The CDC Vital Signs series addresses a single important public health topic each month. This month’s release presents findings on naloxone prescribing in the United States from 2012 to 2018 and county-level naloxone dispensing in 2018. Naloxone is a life-saving medication that can reverse the effects of an opioid overdose.
Key findings of the report:
- The number of naloxone prescriptions dispensed doubled from 2017 to 2018 – going from about 270,000 to 556,000 prescriptions.
- Only one naloxone prescription is dispensed for every 70 high-dose opioid prescriptions, a risk factor for overdose.
- Naloxone prescribing rates were markedly lower among primary care doctors, pain medicine specialists, surgeons, physician assistants, and nurse practitioners. Providers with higher rates of naloxone prescribing per 100 high-dose opioid prescriptions were addiction medicine specialists, psychiatrists, and pediatricians.
- Most (71%) Medicare prescriptions for naloxone required a copay, compared to 42% for commercial insurance.
- Naloxone dispensing is 25 times greater in the highest dispensing counties than the lowest dispensing counties.
- Rural counties were nearly 3 times more likely to be a low dispensing county compared to metropolitan counties.
CDC recommends that healthcare providers consider offering naloxone to all patients at risk for overdose. Some risk factors make patients particularly vulnerable to prescription opioid overdose, including taking high-dose prescription opioids, using benzodiazepines concurrently with opioids, having a history of substance use disorder, misusing prescription opioids, or using illicit drugs (either opioids or potentially contaminated with opioids). HHS guidance and the Surgeon General’s advisory on naloxone reinforce and expand upon the CDC recommendations on when to consider naloxone for overdose prevention.

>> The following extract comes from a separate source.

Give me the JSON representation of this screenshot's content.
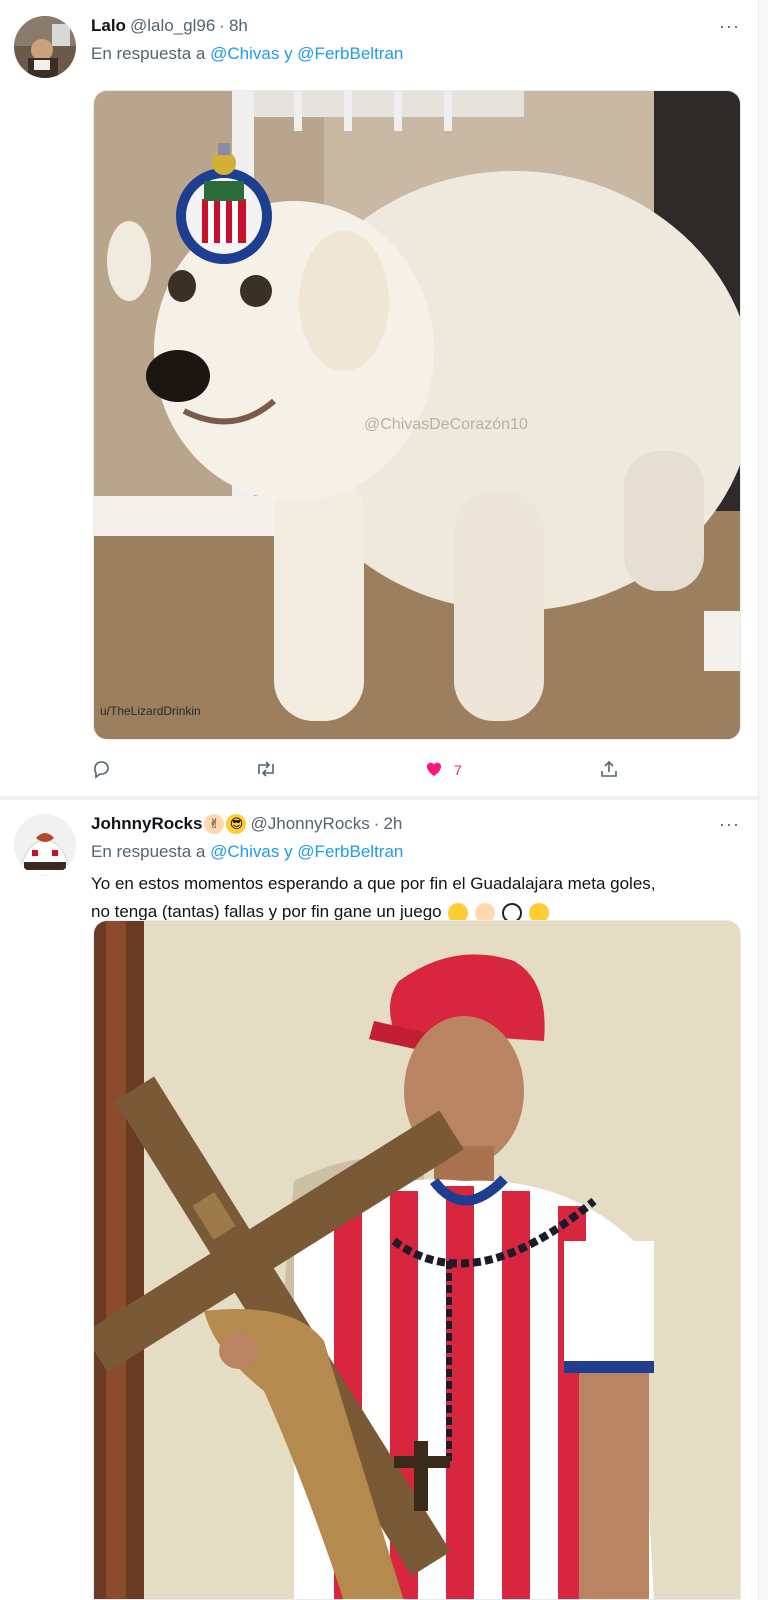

CDC’s programmatic opioid funding – Overdose Data to Action – provides supports to states and communities to develop and implement innovative and evidence-based strategies to prevent opioid overdose deaths. This includes using data to help target where the need for naloxone might be the greatest. Across the country, overdose protocols are being set up in emergency departments to initiate medication-assisted treatment, make warm hand-offs to treatment services in the community, create connections to harm reduction services, and dispense naloxone. Significant progress has been made, but there are many opportunities to help improve naloxone prescribing and dispensing.